Uncanny Cats: Not Exactly T.S. Elliot

DATELINE: Cat Got Your Tongue? 

Way back in 1977, on the heels of a career of low budget horror movies, Ray Milland took off his toupee and faced the snarling, pouncing faces of cats. The film was titled The Uncanny, which is hardly catty enough.

Yes, what Alfred Hitchcock did for The Birds, this film wanted to do for your cute and cuddly pussycat. Don’t ask what’s up, pussycat, because writer and scientist Peter Cushing believes that cats are the devil’s messenger—and they have it for him. He has written a book and is trying to sell it to publisher Milland.

Like Erich van Daniken, Cushing’s paranormal writer has tackled the Pyramids, UFOs, and other topical crypto-science subjects—and has turned his attention to a conspiracy of cats. And, his feline nemesis is not a happy camper.

If your idea of fur balls turning evil is good for a laugh, this movie is for you. If you belong to Internet websites that features kitty cats doing funny things, you may be horrified. Well, that is the point of this film.

As for us, we never grab a pussy by the tail—and recommend you don’t either!

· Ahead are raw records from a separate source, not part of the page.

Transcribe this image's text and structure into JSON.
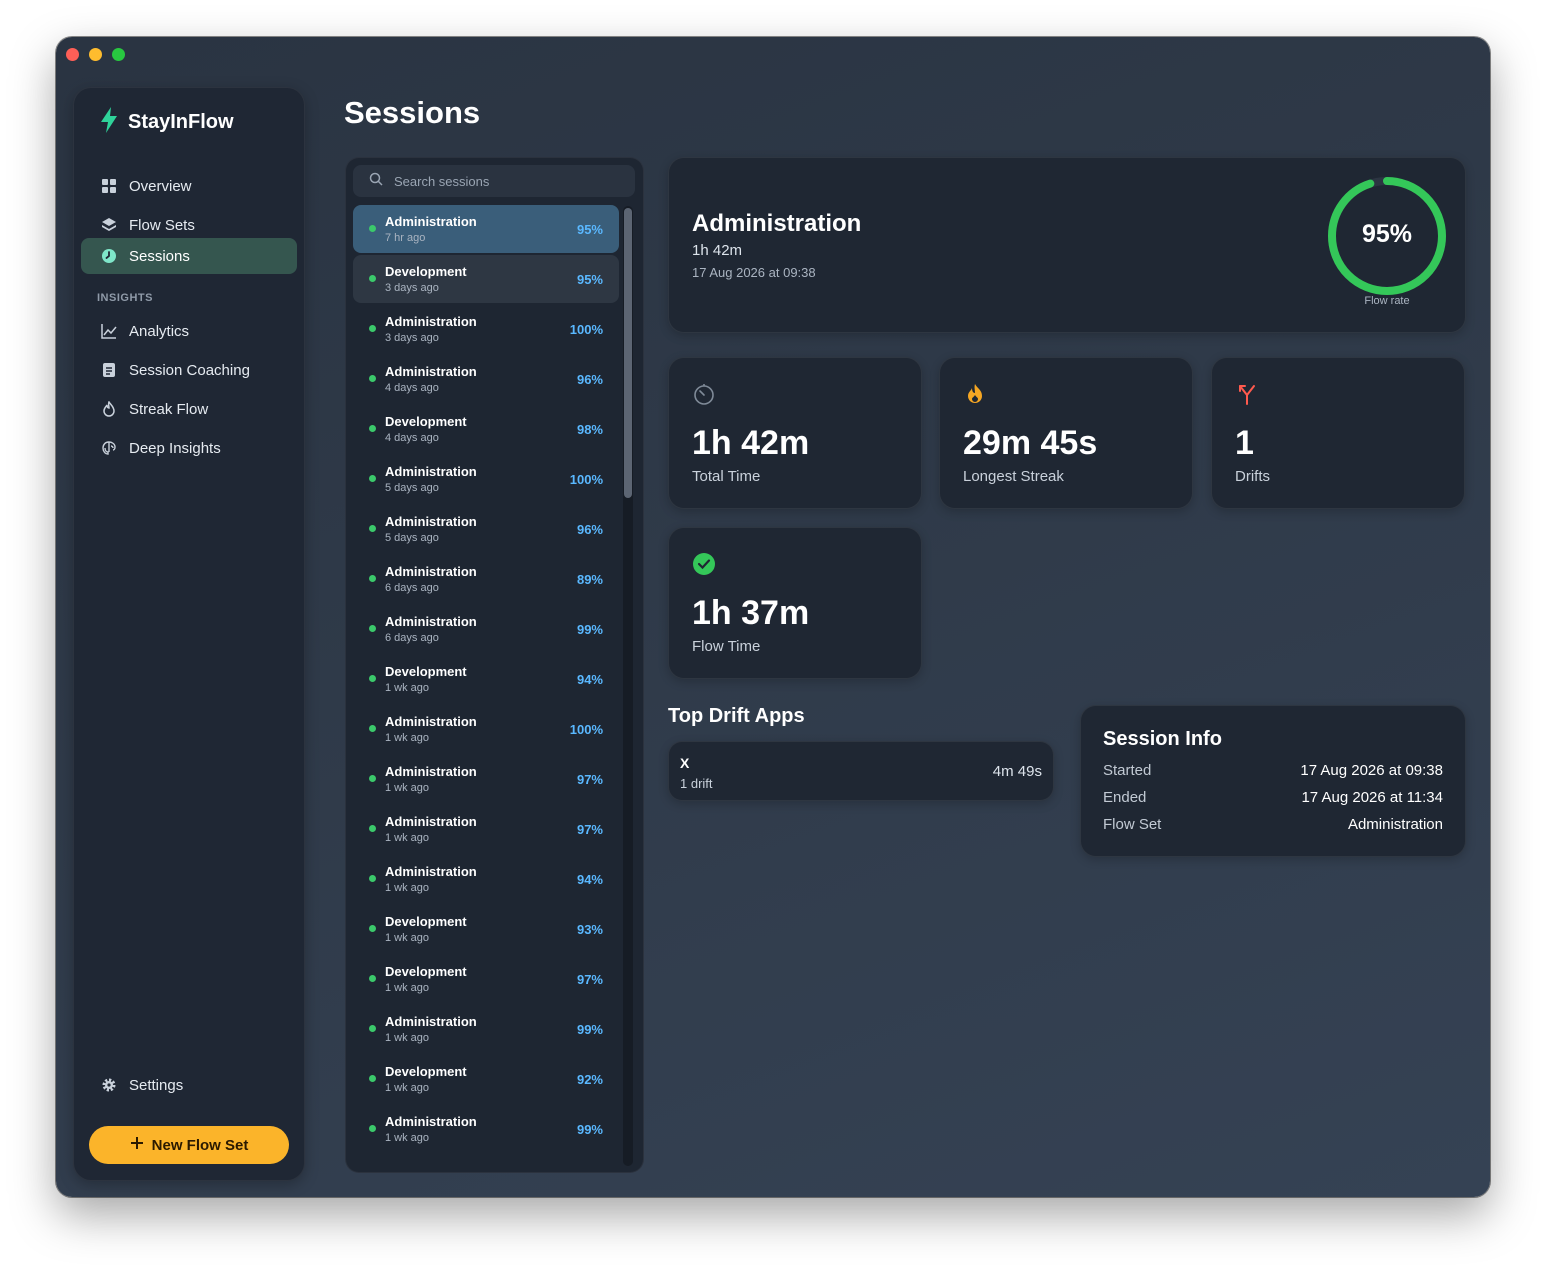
{
  "app": {
    "name": "StayInFlow"
  },
  "sidebar": {
    "nav": [
      {
        "label": "Overview",
        "icon": "grid-icon"
      },
      {
        "label": "Flow Sets",
        "icon": "layers-icon"
      },
      {
        "label": "Sessions",
        "icon": "clock-icon",
        "active": true
      }
    ],
    "section_label": "INSIGHTS",
    "insights": [
      {
        "label": "Analytics",
        "icon": "chart-line-icon"
      },
      {
        "label": "Session Coaching",
        "icon": "clipboard-icon"
      },
      {
        "label": "Streak Flow",
        "icon": "flame-icon"
      },
      {
        "label": "Deep Insights",
        "icon": "brain-icon"
      }
    ],
    "settings_label": "Settings",
    "new_flow_set_label": "New Flow Set"
  },
  "page": {
    "title": "Sessions"
  },
  "search": {
    "placeholder": "Search sessions",
    "value": ""
  },
  "sessions": [
    {
      "name": "Administration",
      "time": "7 hr ago",
      "rate": "95%"
    },
    {
      "name": "Development",
      "time": "3 days ago",
      "rate": "95%"
    },
    {
      "name": "Administration",
      "time": "3 days ago",
      "rate": "100%"
    },
    {
      "name": "Administration",
      "time": "4 days ago",
      "rate": "96%"
    },
    {
      "name": "Development",
      "time": "4 days ago",
      "rate": "98%"
    },
    {
      "name": "Administration",
      "time": "5 days ago",
      "rate": "100%"
    },
    {
      "name": "Administration",
      "time": "5 days ago",
      "rate": "96%"
    },
    {
      "name": "Administration",
      "time": "6 days ago",
      "rate": "89%"
    },
    {
      "name": "Administration",
      "time": "6 days ago",
      "rate": "99%"
    },
    {
      "name": "Development",
      "time": "1 wk ago",
      "rate": "94%"
    },
    {
      "name": "Administration",
      "time": "1 wk ago",
      "rate": "100%"
    },
    {
      "name": "Administration",
      "time": "1 wk ago",
      "rate": "97%"
    },
    {
      "name": "Administration",
      "time": "1 wk ago",
      "rate": "97%"
    },
    {
      "name": "Administration",
      "time": "1 wk ago",
      "rate": "94%"
    },
    {
      "name": "Development",
      "time": "1 wk ago",
      "rate": "93%"
    },
    {
      "name": "Development",
      "time": "1 wk ago",
      "rate": "97%"
    },
    {
      "name": "Administration",
      "time": "1 wk ago",
      "rate": "99%"
    },
    {
      "name": "Development",
      "time": "1 wk ago",
      "rate": "92%"
    },
    {
      "name": "Administration",
      "time": "1 wk ago",
      "rate": "99%"
    }
  ],
  "detail": {
    "title": "Administration",
    "duration": "1h 42m",
    "date": "17 Aug 2026 at 09:38",
    "flow_rate": {
      "value": "95%",
      "label": "Flow rate",
      "fraction": 0.95,
      "color": "#34c759"
    },
    "stats": {
      "total_time": {
        "value": "1h 42m",
        "label": "Total Time",
        "icon": "timer-icon"
      },
      "longest_streak": {
        "value": "29m 45s",
        "label": "Longest Streak",
        "icon": "flame-icon"
      },
      "drifts": {
        "value": "1",
        "label": "Drifts",
        "icon": "fork-icon"
      },
      "flow_time": {
        "value": "1h 37m",
        "label": "Flow Time",
        "icon": "check-circle-icon"
      }
    },
    "top_drift_apps": {
      "title": "Top Drift Apps",
      "apps": [
        {
          "name": "X",
          "drifts": "1 drift",
          "duration": "4m 49s"
        }
      ]
    },
    "session_info": {
      "title": "Session Info",
      "rows": [
        {
          "key": "Started",
          "value": "17 Aug 2026 at 09:38"
        },
        {
          "key": "Ended",
          "value": "17 Aug 2026 at 11:34"
        },
        {
          "key": "Flow Set",
          "value": "Administration"
        }
      ]
    }
  },
  "colors": {
    "accent": "#3bc96b",
    "selected_row": "#3a5e7a",
    "rate_text": "#5ab8ff",
    "primary_button": "#fbb42a",
    "active_nav": "#35564f"
  }
}
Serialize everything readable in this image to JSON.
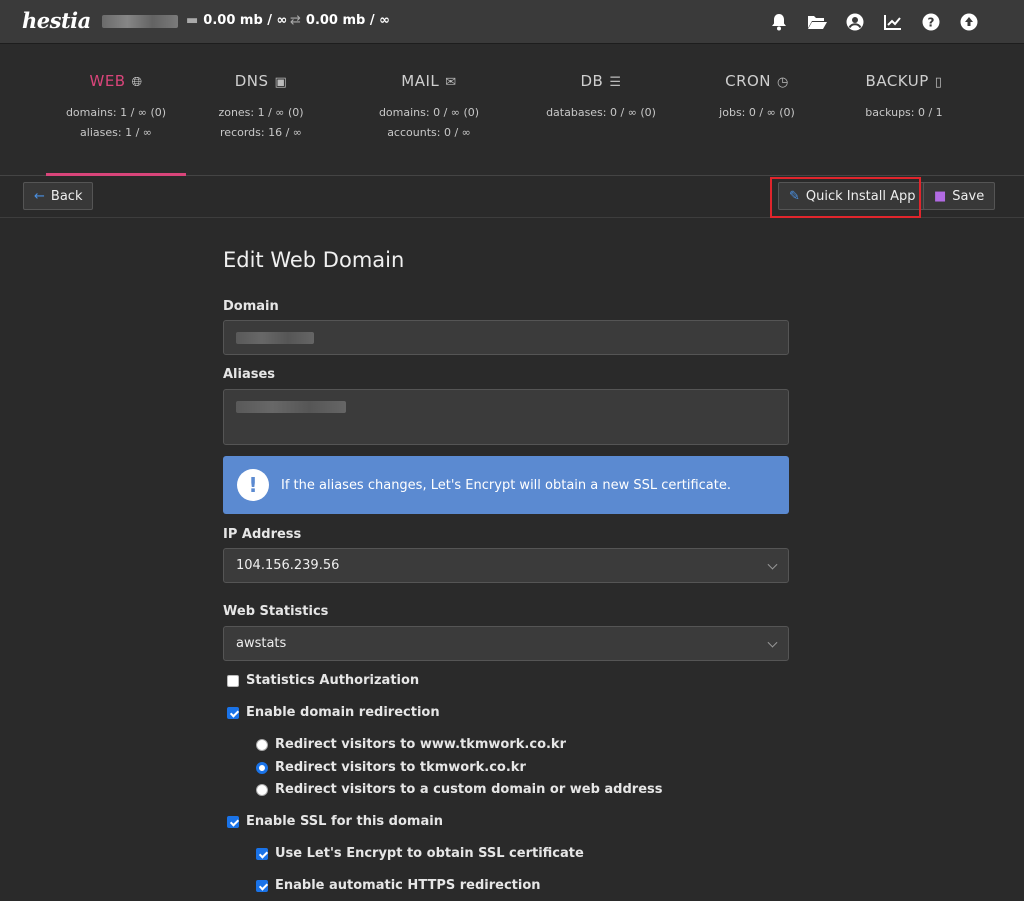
{
  "app": {
    "logo_text": "hestia"
  },
  "topbar": {
    "disk_usage": "0.00 mb / ∞",
    "bandwidth_usage": "0.00 mb / ∞"
  },
  "nav": [
    {
      "title": "WEB",
      "icon": "globe-icon",
      "lines": [
        "domains: 1 / ∞ (0)",
        "aliases: 1 / ∞"
      ]
    },
    {
      "title": "DNS",
      "icon": "book-icon",
      "lines": [
        "zones: 1 / ∞ (0)",
        "records: 16 / ∞"
      ]
    },
    {
      "title": "MAIL",
      "icon": "mail-icon",
      "lines": [
        "domains: 0 / ∞ (0)",
        "accounts: 0 / ∞"
      ]
    },
    {
      "title": "DB",
      "icon": "database-icon",
      "lines": [
        "databases: 0 / ∞ (0)"
      ]
    },
    {
      "title": "CRON",
      "icon": "clock-icon",
      "lines": [
        "jobs: 0 / ∞ (0)"
      ]
    },
    {
      "title": "BACKUP",
      "icon": "file-zip-icon",
      "lines": [
        "backups: 0 / 1"
      ]
    }
  ],
  "toolbar": {
    "back_label": "Back",
    "quick_install_label": "Quick Install App",
    "save_label": "Save"
  },
  "form": {
    "heading": "Edit Web Domain",
    "domain_label": "Domain",
    "aliases_label": "Aliases",
    "alert_text": "If the aliases changes, Let's Encrypt will obtain a new SSL certificate.",
    "ip_label": "IP Address",
    "ip_value": "104.156.239.56",
    "stats_label": "Web Statistics",
    "stats_value": "awstats",
    "stats_auth_label": "Statistics Authorization",
    "stats_auth_checked": false,
    "redirect_label": "Enable domain redirection",
    "redirect_checked": true,
    "redirect_options": [
      "Redirect visitors to www.tkmwork.co.kr",
      "Redirect visitors to tkmwork.co.kr",
      "Redirect visitors to a custom domain or web address"
    ],
    "redirect_selected_index": 1,
    "ssl_label": "Enable SSL for this domain",
    "ssl_checked": true,
    "letsencrypt_label": "Use Let's Encrypt to obtain SSL certificate",
    "letsencrypt_checked": true,
    "https_redirect_label": "Enable automatic HTTPS redirection",
    "https_redirect_checked": true
  },
  "colors": {
    "accent": "#d9457a",
    "alert": "#5b8ad1",
    "highlight": "#e0252c",
    "checkbox": "#1a73e8"
  }
}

The sordid little tales are set in London in 1912, Hollywood in 1936, and in contemporary Montreal. We should tell you that the cold winter of Montreal does not stand in well for Los Angeles.

The cast is downright overblown: Donald Pleasance and Samantha Eggar are in Hollywood, and Simon Williams—fresh off Upstairs/Downstairsas wastrel James Bellamy has a cat moment himself. A few other known faces, like John Vernon, are also in the storyline.

The film did not ruin anyone’s career, having been lost for decades and forgotten by everyone involved. It isn’t HItchock level, and it is of varying brutality and humor, but you seldom find a movie in which cute kitty-cats are filmed like horrid monsters, leaping from balconies to kill.

As a curio, this one is worth peeking at.

 

 

Seeing Cat Eyes in Darkness!

DATELINE: What’s New, Pussycat?

cat eyes-1

A short time ago we took a security camera into the library of our haunted house and set it up to learn what goes bump in the night. We never go into the library after dusk.

So, when the security camera app rang on our cell phone at 5am, telling us there was movement and heat activation, we gulped hard and opened up the image. No burglars were stomping around.

We saw shooting fireflies. In ghost-hunter business parlance, these are orbs, the electrical impulses and energy of spirits going hither and yon.

Two orbs shot up from the floor on either side of the room. Our attention was distracted. It took a trained ghost hunter, Eric Metzler to see more orbs and a couple of flashes.

We asked the attending spirits, Richard and Addie, to show an orb, they often obliged, though I was distracted and did not see them.

Richard is our mentor spirit from Titanic, and Addie Horton was head housekeeper of the family mansion. She lived next door most of her life but seems to have taken up residence in our study off the library in the after-life.

The only spirit in the house that has appeared to me is Richard’s cat. And, this large tom-cat black-shadow walked out of a wall next to a bookcase and blithely pranced into the kitchen. I ran after, but it evaporated.

I know it is Richard’s cat because one of the light-worker psychics who visited my home sensed a ghostly cat. Three psychics were in agreement that he belonged to Richard and served as his proxy, reporting back to my guardian spirit when he was apparently elsewhere.

They did not know his name, only that it was odd and began with a “G.” That made sense because Richard and his elder brother Percy made up a language—and the cat name was likely part of it.

When my friend Jose watched the video I sent, he called to my attention two bright almond eyes in the dark. He said they flashed or blinked on and off instantly gone.

I thought it might be a reflection off the bookcase.

I went to the library in daylight to see the approximate height of two shelves—the same size as the cat I had seen several years earlier. What is even more peculiar is that pro ghost hunter Eric Metzler used filters to try to bring the image out of the dark.

He found it alien-like. When I checked what that bulbous nose could be in the animal face, I saw that it was on the book binding—a round red circle that just fell under the cat eyes.

The book was written by a friend, Susan Kelly, on the Boston Strangler. It was a small photo of Albert de Salvo in a red circle. How amusing that it seemed to be the cat’s nose.

Not that I needed a reason to avoid the library at night, but now here it was.